Oh dear, the NZ Herald, the newspaper that insisted for so many years that it was the journal of record, is among those publications so desperate for advertising dollars that it’s becoming a lap dog to those flogging manufactured ‘news’.
Its Driven motoring site today had a story that began: “Kiwi motorists could soon be paying for petrol from their car’s touchscreen with the introduction of a new cashless payment app …”
Driven had shamelessly printed word-for-word a press release from Jaguar Land Rover’s (JLR) agency to the NZ motoring media that, upon investigation, doesn’t stack up.
The release went on: “The app, developed by British carmaker Jaguar, will allow drivers to make a fuel purchase and receive a receipt directly into their accounting software from within their vehicle.”
Whoopee! Next step ‘neutral lace’, an injectable mesh that hardwires your brain to communicate directly with computers. (More on this down the page).
What Driven didn’t do was a simple double-check. It would have revealed that the NZ press release left out a crucial fact: that the app works only with Shell fuel stations in the UK.
Jaguar HQ itself said so: “Users of the app can drive up to any UK Shell pump and use their vehicle’s touchscreen to select how much fuel they need and pat for it via PayPal or ApplePay.”
A query to the PR agency in Auckland about the technology and its timing resulted in this reply: “JLR don’t have a clear visibility as to which NZ oil brands are compatible with this tech yet.”

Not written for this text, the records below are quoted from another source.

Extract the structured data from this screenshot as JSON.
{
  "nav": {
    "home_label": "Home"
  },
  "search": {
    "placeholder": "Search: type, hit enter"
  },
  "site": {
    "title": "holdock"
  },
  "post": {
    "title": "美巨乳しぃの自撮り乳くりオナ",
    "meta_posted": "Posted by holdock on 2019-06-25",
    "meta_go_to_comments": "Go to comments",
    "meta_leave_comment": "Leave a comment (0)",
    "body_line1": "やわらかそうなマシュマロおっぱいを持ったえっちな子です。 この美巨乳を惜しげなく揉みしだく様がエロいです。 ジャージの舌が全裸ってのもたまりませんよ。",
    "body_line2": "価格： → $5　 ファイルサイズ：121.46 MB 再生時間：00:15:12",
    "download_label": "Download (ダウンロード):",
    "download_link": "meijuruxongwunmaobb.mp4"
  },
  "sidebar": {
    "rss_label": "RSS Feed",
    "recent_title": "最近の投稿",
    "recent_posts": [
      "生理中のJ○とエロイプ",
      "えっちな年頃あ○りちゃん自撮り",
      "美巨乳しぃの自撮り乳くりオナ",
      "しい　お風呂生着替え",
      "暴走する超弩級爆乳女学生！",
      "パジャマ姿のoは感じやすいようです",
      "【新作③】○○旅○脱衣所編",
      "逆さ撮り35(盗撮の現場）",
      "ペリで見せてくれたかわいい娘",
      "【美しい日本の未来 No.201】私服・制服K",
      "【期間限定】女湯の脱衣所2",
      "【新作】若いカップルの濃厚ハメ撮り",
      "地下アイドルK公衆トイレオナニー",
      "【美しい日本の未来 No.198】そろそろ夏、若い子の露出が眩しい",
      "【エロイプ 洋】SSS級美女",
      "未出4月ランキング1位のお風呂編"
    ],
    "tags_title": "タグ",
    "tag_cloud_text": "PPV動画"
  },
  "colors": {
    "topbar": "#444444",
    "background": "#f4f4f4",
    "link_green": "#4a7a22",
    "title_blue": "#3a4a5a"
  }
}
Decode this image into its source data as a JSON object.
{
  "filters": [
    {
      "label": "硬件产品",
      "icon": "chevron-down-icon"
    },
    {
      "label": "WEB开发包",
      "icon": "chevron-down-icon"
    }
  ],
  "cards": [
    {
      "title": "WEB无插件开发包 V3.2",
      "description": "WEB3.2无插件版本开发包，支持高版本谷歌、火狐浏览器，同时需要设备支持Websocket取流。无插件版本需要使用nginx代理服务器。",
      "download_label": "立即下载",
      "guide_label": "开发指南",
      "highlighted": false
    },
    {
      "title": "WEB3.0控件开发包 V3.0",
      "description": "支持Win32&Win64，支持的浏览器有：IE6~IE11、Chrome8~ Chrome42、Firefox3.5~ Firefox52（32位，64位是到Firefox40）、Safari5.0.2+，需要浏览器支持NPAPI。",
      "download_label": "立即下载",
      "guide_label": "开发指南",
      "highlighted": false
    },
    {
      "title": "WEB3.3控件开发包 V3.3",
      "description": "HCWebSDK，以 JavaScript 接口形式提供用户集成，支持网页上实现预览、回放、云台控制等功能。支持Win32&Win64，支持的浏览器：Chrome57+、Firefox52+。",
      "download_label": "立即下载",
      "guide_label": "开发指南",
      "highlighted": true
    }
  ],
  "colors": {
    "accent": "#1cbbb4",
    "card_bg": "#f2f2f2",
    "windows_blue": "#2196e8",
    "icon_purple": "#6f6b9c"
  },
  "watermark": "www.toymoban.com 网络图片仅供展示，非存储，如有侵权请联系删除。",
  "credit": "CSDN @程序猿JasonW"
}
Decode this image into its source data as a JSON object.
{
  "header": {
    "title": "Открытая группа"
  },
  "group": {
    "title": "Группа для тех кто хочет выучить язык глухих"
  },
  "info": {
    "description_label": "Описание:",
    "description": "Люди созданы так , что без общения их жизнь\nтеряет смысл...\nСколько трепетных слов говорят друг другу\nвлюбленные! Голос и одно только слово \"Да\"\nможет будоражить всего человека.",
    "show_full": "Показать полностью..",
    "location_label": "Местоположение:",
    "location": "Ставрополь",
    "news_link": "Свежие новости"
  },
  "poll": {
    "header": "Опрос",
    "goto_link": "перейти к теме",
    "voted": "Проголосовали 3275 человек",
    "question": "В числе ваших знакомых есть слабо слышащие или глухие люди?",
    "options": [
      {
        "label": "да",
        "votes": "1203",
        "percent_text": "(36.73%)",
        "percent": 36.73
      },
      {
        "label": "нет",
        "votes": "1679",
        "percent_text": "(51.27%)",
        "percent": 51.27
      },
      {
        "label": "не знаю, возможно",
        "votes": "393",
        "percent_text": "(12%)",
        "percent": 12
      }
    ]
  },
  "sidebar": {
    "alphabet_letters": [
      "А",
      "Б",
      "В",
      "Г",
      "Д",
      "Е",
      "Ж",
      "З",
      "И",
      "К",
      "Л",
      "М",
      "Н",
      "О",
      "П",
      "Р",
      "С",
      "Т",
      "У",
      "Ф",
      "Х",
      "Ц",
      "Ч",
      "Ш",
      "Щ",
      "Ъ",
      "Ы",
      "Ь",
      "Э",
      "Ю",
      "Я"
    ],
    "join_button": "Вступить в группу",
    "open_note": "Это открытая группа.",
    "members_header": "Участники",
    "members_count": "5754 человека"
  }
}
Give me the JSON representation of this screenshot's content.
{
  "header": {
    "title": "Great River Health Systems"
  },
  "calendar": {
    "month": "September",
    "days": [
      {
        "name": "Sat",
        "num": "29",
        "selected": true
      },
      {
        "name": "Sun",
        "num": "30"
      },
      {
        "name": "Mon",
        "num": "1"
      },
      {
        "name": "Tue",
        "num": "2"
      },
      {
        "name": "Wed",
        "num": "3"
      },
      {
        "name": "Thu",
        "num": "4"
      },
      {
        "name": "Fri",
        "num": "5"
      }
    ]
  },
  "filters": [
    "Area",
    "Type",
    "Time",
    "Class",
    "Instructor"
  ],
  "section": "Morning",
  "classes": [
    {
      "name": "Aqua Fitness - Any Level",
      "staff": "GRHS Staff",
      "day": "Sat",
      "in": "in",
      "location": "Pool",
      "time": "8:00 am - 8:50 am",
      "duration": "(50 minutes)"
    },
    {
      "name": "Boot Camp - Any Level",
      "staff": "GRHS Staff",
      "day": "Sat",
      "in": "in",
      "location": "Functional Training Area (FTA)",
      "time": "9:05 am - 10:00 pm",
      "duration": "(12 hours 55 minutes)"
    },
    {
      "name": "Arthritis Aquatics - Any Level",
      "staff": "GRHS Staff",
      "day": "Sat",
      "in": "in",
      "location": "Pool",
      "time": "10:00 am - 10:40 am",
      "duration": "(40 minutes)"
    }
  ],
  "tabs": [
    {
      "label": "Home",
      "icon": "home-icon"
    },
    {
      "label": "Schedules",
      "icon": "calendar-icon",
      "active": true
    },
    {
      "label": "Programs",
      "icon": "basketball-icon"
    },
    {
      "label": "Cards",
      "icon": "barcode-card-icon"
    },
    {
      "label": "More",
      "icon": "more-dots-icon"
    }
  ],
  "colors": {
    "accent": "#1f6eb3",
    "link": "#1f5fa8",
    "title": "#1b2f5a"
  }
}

Therefore mainstream site Driven, to preserve its impartiality and not continue to blur the lines between ‘news’ and ‘guff’, could have put the record straight.
Simply that JLR is looking towards introducing the app to NZ but that there is work to do yet with the likes of BP, Mobil, Caltex, Challenge, Gull, GAS … rebadged Shell operation ‘Z and PayPal and ApplePay’.
The story has JLR general manager Steve Kenchington saying the technology will be introduced for Jaguar vehicle owners from 2018 and will be available at selected service stations throughout the country.
But the response from JLR’s public relations agency shows that very little is known about how the app will fit with those service stations and if indeed it will be available in 2018.
To be fair, Driven (of which I was the founding editor in 2011) wasn’t the only sucker. Other motoring outlets, many staffed by reporters who look upon PR stuff as breaking news, reproduced the JLR release.
Meantime, ‘injectable mesh’ is something futurist and Tesla CEO Elon Musk believes will happen. “We’re already cyborgs,” Musk told a Vanity Fair writer.
“Your phone and your computer are extensions of you, but the interface is through finger movements or speech, which are very slow.”
With a neural lace inside your skull you would flash data from your brain, wirelessly, to your digital devices or to virtually unlimited computing power in the cloud.
“For a meaningful partial-brain interface, I think we’re roughly four or five years away,” said Musk.